Today, and 25,000 stores later, CAULIPOWER is among the top 10 frozen pizza brands in America and the best-selling frozen pizza brand on Amazon. It is also #1 in sales among better-for-you and gluten-free frozen pizza offerings. Cauliflower crust pizza, a category the company pioneered, now accounts for 3 percent of the $5.7 billion US frozen pizza market, according to SPINS industry data. “We’ve brought people back to pizza,” Becker explains. “Twenty-five percent of the people who buy our products haven’t bought frozen pizza in the past year. The reasoning is simple: we’re as much about taste and nutrition as we are about convenience. We’re devoted to making people’s lives easier and better.”

The company is doing more than making their consumers’ lives a little better. Today they’re announcing a $1 million donation to the American Heart Association for families struggling with food insecurity during the pandemic. This is the kind of donation typical of large, publicly traded companies, not emerging startups. “We’re making this donation to give real food to real people in real time,” said Becker. “Initially, our donation will be delivering 100,000 meals to 4500 families across four US cities.” She and her team recently handed out the first batch of boxes of produce from local farmers and were overwhelmed by the positive responses. “People were so grateful to receive beautiful baskets of fresh produce.

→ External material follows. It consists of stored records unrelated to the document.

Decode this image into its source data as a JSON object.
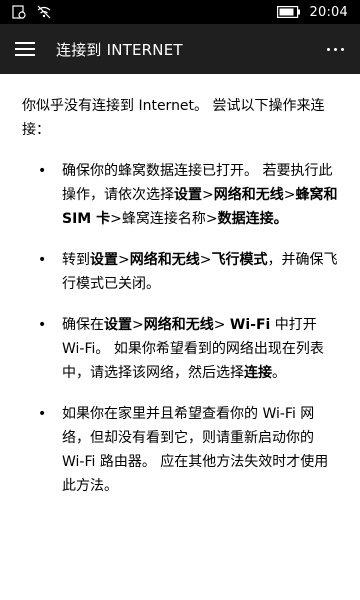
{
  "status_bar": {
    "time": "20:04"
  },
  "app_bar": {
    "title": "连接到 INTERNET"
  },
  "content": {
    "intro": "你似乎没有连接到 Internet。 尝试以下操作来连接：",
    "tips": [
      {
        "segments": [
          {
            "text": "确保你的蜂窝数据连接已打开。 若要执行此操作，请依次选择",
            "bold": false
          },
          {
            "text": "设置",
            "bold": true
          },
          {
            "text": ">",
            "bold": false
          },
          {
            "text": "网络和无线",
            "bold": true
          },
          {
            "text": ">",
            "bold": false
          },
          {
            "text": "蜂窝和 SIM 卡",
            "bold": true
          },
          {
            "text": ">蜂窝连接名称>",
            "bold": false
          },
          {
            "text": "数据连接。",
            "bold": true
          }
        ]
      },
      {
        "segments": [
          {
            "text": "转到",
            "bold": false
          },
          {
            "text": "设置",
            "bold": true
          },
          {
            "text": ">",
            "bold": false
          },
          {
            "text": "网络和无线",
            "bold": true
          },
          {
            "text": ">",
            "bold": false
          },
          {
            "text": "飞行模式",
            "bold": true
          },
          {
            "text": "，并确保飞行模式已关闭。",
            "bold": false
          }
        ]
      },
      {
        "segments": [
          {
            "text": "确保在",
            "bold": false
          },
          {
            "text": "设置",
            "bold": true
          },
          {
            "text": ">",
            "bold": false
          },
          {
            "text": "网络和无线",
            "bold": true
          },
          {
            "text": "> ",
            "bold": false
          },
          {
            "text": "Wi-Fi",
            "bold": true
          },
          {
            "text": " 中打开 Wi-Fi。 如果你希望看到的网络出现在列表中，请选择该网络，然后选择",
            "bold": false
          },
          {
            "text": "连接",
            "bold": true
          },
          {
            "text": "。",
            "bold": false
          }
        ]
      },
      {
        "segments": [
          {
            "text": "如果你在家里并且希望查看你的 Wi-Fi 网络，但却没有看到它，则请重新启动你的 Wi-Fi 路由器。 应在其他方法失效时才使用此方法。",
            "bold": false
          }
        ]
      }
    ]
  }
}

To be in a position to help people like this is an extraordinary feeling.” Going forward, the donation will support the American Heart Association’s national Teaching Garden program by giving grants to schools across the country to educate children about the importance of healthy eating.

CAULIPOWER is in a position to engage in philanthropic endeavors in part because they predicted the consumer shift to vegetable-forward frozen food. The company has a multi-channel strategy, selling through 25,000 retailers, online grocers and directly to consumers. “We estimate that around 15 percent of our sales—and growing—are through online channels like Walmart.com and Kroger online. We’re good at growing fast, so we were well-prepared for the shift in consumer behavior and were able to scale to meet increased demand,” said Becker. “We were ready. In fact, our sales over the past two months were double what they were during the same period last year.”

“The innovation never stops at CAULIPOWER,” said Becker, who went on to describe the products they’ve launched beyond their original four pizza SKUs, such as cauliflower-based tortillas, Sweet PotaTOASTs, and their newly launched chicken tenders. “Our chicken tenders are off to a roaring start. We only launched them in September, but we’ve already claimed 1-2% of the market.” The company had planned to launch microwaveable, clean-label flavored riced cauliflower in March, but due to the pandemic, they’re only just rolling into stores. “Already 15% of our sales are non-pizza, and 35% of our sales extend beyond our original four pizza SKUs. We have plans for new products in the coming months and years, all rooted in our ability to hear what consumers want. Consumers keep inviting us to expand into new product categories and to continue to innovate, so that’s exactly what we’re doing.” 

CAULIPOWER employs 50 people, 10 of whom had jobs that were rendered inactive by the shift in buying practices during the pandemic. Instead of laying off those workers, Becker trained them in new skills and is continuing to hire additional new employees. “Everyone here shares our passion to bring better-for-you foods in a convenient and easy way to people across America. What a privilege to be able to hire people right now and make sure that people’s jobs are secure. You could say that business has never been busier, but the reality is that we’ve always been busy. We disrupted a sleepy category that had not seen innovation in a long time. No one saw us coming.” CAULIPOWER may have been under-the-radar a year or two ago, but now that the fledgling upstart has disrupted the long-stagnant freezer aisle, they are a secret no more.